Humanitarian Disarmament in Colombia
Colombia is believed to be one of the most landmine contaminated countries in the world, and it still records some of the highest numbers of accidents per year.
The contamination is the result of decades of conflict with non-state armed groups ( NSAG ) which has led to a huge displacement of persons. The government has registered more than 5 million Internally Displaced Persons ( IDP ). It is believed that landmines are dispersed throughout 40 % of the national territory, affecting 31 of 32 departments (states) and one of every two municipalities.
MBT : state party; clearance deadline: 1 March 2021.
CCM : signed, not ratified.

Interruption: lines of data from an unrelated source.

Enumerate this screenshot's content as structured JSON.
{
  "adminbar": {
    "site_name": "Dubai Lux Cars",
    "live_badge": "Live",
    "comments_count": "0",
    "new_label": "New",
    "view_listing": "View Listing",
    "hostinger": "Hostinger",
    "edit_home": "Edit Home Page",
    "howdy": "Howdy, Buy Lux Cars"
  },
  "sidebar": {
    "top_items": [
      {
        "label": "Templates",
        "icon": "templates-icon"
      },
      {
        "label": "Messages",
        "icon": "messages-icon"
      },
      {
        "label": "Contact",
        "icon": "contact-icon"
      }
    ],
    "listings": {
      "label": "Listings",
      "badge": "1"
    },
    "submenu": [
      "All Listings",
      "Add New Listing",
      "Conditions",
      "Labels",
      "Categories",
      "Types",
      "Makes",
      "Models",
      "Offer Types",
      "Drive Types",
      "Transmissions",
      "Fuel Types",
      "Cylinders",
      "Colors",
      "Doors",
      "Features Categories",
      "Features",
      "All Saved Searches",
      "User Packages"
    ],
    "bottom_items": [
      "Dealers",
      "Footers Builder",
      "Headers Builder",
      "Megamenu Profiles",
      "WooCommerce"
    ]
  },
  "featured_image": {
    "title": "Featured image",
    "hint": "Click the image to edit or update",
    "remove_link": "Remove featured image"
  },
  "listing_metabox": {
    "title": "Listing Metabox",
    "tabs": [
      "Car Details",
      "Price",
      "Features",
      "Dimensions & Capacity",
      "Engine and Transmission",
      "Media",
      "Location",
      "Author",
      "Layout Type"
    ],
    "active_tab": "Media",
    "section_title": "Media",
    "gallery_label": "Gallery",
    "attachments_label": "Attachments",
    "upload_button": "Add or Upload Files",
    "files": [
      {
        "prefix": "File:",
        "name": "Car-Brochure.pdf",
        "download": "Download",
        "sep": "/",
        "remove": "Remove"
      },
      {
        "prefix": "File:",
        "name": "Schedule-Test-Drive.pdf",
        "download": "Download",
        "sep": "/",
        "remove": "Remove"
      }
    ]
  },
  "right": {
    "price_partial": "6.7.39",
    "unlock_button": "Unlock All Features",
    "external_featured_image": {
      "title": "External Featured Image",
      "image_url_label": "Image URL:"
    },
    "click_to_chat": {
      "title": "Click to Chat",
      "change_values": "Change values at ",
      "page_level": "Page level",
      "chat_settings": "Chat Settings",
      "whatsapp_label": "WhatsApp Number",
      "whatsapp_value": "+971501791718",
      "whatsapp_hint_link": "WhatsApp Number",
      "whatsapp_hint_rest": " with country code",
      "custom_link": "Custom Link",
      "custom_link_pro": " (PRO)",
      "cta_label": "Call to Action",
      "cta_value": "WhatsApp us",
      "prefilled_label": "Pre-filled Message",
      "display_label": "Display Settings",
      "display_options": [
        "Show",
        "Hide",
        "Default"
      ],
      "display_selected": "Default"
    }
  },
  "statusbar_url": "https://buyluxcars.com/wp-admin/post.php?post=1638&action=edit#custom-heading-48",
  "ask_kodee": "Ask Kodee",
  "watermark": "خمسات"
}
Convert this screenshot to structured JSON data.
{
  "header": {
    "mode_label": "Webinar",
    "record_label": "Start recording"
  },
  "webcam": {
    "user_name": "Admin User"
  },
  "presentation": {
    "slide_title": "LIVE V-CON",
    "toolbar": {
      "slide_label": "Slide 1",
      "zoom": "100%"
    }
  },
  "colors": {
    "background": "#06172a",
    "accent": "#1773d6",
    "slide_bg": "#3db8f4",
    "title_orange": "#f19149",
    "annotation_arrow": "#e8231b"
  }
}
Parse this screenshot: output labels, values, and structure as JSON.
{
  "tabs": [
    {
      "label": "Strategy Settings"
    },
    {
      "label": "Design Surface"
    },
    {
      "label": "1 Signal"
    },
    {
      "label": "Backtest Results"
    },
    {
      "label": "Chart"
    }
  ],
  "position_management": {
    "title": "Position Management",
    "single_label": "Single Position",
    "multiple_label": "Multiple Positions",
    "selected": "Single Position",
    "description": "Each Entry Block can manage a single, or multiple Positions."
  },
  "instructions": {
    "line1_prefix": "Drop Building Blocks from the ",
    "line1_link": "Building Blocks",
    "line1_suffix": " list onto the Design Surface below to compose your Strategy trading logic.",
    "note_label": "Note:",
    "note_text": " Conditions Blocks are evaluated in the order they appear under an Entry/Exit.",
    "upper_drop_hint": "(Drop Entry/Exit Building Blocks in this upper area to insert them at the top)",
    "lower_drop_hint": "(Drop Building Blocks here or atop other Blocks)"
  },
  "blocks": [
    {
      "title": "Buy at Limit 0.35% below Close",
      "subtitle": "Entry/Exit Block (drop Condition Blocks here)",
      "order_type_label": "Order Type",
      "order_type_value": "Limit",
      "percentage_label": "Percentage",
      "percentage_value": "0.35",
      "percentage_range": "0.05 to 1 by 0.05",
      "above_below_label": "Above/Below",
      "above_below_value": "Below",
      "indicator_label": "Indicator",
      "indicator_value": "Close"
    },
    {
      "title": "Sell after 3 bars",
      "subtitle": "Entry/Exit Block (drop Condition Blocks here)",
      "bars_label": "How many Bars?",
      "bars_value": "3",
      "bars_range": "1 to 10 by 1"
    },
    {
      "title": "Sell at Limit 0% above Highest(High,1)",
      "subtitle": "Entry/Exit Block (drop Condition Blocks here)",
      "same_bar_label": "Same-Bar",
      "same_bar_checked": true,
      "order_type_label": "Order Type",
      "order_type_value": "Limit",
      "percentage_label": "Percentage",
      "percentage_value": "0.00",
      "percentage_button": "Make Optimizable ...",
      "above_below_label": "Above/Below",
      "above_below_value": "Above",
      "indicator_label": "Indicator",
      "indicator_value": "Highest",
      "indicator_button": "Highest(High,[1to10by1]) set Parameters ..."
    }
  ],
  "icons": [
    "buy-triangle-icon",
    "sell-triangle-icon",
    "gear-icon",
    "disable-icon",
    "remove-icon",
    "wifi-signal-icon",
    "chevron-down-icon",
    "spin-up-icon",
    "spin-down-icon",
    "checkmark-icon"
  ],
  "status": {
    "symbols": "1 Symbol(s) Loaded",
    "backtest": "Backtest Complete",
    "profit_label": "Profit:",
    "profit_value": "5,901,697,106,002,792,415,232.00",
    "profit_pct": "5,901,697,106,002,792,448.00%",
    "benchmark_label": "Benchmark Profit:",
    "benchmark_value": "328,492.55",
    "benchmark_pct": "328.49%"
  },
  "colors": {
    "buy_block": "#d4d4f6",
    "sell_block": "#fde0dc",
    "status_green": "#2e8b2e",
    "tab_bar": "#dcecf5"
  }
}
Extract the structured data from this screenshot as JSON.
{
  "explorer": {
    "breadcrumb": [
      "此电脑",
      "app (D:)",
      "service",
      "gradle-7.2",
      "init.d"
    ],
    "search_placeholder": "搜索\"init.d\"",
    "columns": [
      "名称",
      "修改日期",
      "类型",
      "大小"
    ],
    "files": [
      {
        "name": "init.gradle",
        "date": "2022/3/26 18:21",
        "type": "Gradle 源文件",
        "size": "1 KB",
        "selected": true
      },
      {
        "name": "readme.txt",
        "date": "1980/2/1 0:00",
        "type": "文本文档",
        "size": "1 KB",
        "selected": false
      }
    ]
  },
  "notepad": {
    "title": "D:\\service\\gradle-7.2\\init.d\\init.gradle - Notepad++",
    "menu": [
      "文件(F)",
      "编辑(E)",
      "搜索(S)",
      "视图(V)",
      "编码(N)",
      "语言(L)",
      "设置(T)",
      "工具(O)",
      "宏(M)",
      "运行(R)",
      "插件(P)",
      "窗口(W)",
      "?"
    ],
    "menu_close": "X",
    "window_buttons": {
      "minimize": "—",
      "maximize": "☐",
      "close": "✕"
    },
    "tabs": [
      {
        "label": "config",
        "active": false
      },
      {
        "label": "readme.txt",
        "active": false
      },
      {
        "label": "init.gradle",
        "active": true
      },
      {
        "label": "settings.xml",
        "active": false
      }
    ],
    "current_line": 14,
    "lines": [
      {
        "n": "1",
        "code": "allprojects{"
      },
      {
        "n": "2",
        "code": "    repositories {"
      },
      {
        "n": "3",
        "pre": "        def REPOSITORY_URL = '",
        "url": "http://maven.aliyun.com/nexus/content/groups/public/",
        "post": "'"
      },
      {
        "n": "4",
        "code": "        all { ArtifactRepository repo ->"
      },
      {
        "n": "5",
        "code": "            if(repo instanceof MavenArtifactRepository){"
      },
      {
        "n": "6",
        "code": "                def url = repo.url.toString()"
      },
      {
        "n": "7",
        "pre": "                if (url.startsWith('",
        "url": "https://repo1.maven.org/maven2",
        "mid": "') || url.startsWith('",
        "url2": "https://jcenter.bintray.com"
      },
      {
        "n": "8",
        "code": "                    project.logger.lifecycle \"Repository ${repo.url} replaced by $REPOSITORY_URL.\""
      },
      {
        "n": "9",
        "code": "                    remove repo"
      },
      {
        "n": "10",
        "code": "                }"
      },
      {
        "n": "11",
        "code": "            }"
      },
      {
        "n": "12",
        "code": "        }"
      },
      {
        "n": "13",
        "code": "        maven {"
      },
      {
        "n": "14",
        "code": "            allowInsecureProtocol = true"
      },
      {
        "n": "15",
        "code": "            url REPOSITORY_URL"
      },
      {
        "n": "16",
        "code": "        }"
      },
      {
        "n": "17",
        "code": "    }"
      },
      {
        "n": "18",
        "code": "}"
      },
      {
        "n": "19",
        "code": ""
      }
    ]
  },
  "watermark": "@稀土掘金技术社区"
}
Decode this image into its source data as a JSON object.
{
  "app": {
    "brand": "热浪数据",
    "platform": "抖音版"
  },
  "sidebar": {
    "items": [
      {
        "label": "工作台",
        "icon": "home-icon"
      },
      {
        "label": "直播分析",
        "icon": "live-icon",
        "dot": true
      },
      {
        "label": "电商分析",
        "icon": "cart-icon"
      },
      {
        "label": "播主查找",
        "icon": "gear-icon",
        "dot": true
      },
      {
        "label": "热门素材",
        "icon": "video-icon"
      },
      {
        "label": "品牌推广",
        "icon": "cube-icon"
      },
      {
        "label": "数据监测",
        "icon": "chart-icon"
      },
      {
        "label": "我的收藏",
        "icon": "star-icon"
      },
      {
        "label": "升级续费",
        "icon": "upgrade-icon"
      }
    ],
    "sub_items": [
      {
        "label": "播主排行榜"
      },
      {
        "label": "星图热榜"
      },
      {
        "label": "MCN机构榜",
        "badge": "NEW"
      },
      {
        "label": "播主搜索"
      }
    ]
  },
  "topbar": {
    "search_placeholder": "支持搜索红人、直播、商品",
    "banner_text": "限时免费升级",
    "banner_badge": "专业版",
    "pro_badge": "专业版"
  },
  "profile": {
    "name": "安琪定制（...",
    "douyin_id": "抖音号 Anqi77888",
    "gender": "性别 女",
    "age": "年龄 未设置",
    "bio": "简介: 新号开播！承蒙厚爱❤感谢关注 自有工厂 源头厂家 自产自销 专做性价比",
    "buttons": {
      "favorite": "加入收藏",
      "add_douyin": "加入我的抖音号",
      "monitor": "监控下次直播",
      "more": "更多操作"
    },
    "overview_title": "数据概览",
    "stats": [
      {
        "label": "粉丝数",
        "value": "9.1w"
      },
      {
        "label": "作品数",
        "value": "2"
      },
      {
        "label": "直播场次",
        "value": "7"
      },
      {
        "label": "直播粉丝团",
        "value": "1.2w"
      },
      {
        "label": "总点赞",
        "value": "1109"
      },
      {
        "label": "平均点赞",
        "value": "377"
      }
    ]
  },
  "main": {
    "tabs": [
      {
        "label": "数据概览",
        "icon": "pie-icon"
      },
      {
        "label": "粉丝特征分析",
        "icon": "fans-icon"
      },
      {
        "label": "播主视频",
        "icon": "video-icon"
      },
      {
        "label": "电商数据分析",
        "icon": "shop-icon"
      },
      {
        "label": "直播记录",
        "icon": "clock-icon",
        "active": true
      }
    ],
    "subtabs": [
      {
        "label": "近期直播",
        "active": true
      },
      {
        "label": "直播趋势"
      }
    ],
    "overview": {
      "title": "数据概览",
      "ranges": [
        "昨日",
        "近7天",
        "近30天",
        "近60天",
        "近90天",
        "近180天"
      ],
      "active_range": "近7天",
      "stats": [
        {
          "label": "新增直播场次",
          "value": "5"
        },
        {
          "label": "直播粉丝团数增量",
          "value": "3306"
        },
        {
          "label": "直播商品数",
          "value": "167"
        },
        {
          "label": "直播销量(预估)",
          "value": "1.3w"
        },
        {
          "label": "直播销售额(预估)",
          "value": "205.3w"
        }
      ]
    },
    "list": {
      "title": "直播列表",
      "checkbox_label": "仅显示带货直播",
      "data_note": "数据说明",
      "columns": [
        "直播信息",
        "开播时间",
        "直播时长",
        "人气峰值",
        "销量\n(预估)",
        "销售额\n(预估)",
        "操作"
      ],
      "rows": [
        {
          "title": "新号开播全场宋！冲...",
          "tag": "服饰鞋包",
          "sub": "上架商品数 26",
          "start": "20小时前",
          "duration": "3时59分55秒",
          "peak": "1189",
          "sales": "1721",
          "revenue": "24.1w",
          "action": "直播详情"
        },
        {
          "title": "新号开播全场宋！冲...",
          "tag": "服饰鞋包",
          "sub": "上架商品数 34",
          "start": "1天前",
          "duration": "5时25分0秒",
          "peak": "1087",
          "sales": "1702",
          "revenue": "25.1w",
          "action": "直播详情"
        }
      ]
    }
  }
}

In Colombia, Norwegian People's Aid is involved in a pilot project to clear Anti-Personnel Mines (APMs), Improvised Explosive Devices (IEDs) and Unexploded Ordnance (UXOs), and other Explosive Remnants of War (ERWs). NPA is coordinating a team consisting of representatives of the Colombian Government and the FARC-EP, which is now deployed in El Orejon, Antioquia. The efforts are accompanied by the ICRC and the guarantor countries Norway and Cuba.
NPAs programme in Colombia will be NPA’s second humanitarian disarmament engagement in South America. (In 2012 NPA responded to a request by both Chile and Peru, in supporting with survey and clearance efforts on the border).
NPA also supported Grenada in their compliance efforts towards Article 4 of the Convention on Cluster Munitions in 2012.
Between 1982 and 2013, Landmine Monitor recorded 10,626 casualties, including 2157 deaths and 8469 injuries. Civilians accounted for 37% of the total and children accounted for 26% of civilian casualties.
The contamination comprises of home-made victim activated devices, which are commonly used. During surveys, there has been reporting of explosive material found made from plastic containers and soft drink bottles.